Blue Is the Warmest Colour Stars Spark Criticism of the Director's Handling of Sex Scene

blue-warmest-colourBlue is the Warmest Colour

, an NC-17-rated graphic novel adaptation from director Abdellatif Kechiche, is drawing criticism from an unlikely source: the film's stars.

The subject of their ire is the elaborate and graphic lesbian sex scene that made the movie a polarizing one at the Cannes Film Festival, where it nevertheless won the prestigious Palme D'Or this year. The pair discussed the director's methods at length in a new interview with The Daily Beast.

"[Kechiche] warned us that we had to trust him—blind trust—and give a lot of ourselves," said one of the film's stars, Adèle Exarchopoulos. "He was making a movie about passion, so he wanted to have sex scenes, but without choreography—more like special sex scenes. He told us he didn’t want to hide the character’s sexuality because it’s an important part of every relationship. So he asked me if I was ready to make it, and I said, 'Yeah, of course!' because I’m young and pretty new to cinema. But once we were on the shoot, I realized that he really wanted us to give him everything. Most people don’t even dare to ask the things that he did, and they’re more respectful—you get reassured during sex scenes, and they’re choreographed, which desexualizes the act."

Blue is the Warmest Colour"We spent 10 days on just that one scene. It wasn’t like, “OK, today we’re going to shoot the sex scene!” It was 10 days," added her co-star Léa Seydoux.

They also noted that they hardly knew each other prior to beginning the sex scene, which was one of the first things they had to film, and that they were largely subject to Kechiche's whims throughout production.

"The thing is, in France, it’s not like in the States. The director has all the power. When you’re an actor on a film in France and you sign the contract, you have to give yourself, and in a way you’re trapped," said Seydoux.


Julie Maroh, whose graphic novel was being adapted, has also previously criticized the sex scenes in the film, saying that the film was shot from a very male point of view.

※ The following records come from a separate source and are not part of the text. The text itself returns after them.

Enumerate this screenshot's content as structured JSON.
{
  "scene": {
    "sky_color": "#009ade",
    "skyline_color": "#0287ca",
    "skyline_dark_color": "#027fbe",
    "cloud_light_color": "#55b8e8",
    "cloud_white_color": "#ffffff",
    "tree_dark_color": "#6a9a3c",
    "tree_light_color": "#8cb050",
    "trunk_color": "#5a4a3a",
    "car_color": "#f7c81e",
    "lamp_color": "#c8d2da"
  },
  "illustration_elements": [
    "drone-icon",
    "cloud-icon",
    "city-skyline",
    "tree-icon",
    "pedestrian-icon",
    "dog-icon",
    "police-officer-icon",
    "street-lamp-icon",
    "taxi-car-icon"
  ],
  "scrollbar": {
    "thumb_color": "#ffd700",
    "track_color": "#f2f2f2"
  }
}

“It appears to me this was what was missing on the set: lesbians,” Maroh wrote. “I don’t know the sources of information for the director and the actresses (who are all straight, unless proven otherwise) and I was never consulted upstream. Maybe there was someone there to awkwardly imitate the possible positions with their hands, and/or to show them some porn of so-called ‘lesbians’ (unfortunately it’s hardly ever actually for a lesbian audience). Because — except for a few passages — this is all that it brings to my mind: a brutal and surgical display, exuberant and cold, of so-called lesbian sex, which turned into porn, and me feel very ill at ease. Especially when, in the middle of a movie theater, everyone was giggling. The heteronormative laughed because they don’t understand it and find the scene ridiculous. The gay and queer people laughed because it’s not convincing, and found it ridiculous. And among the only people we didn’t hear giggling were the potential guys too busy feasting their eyes on an incarnation of their fantasies on screen.”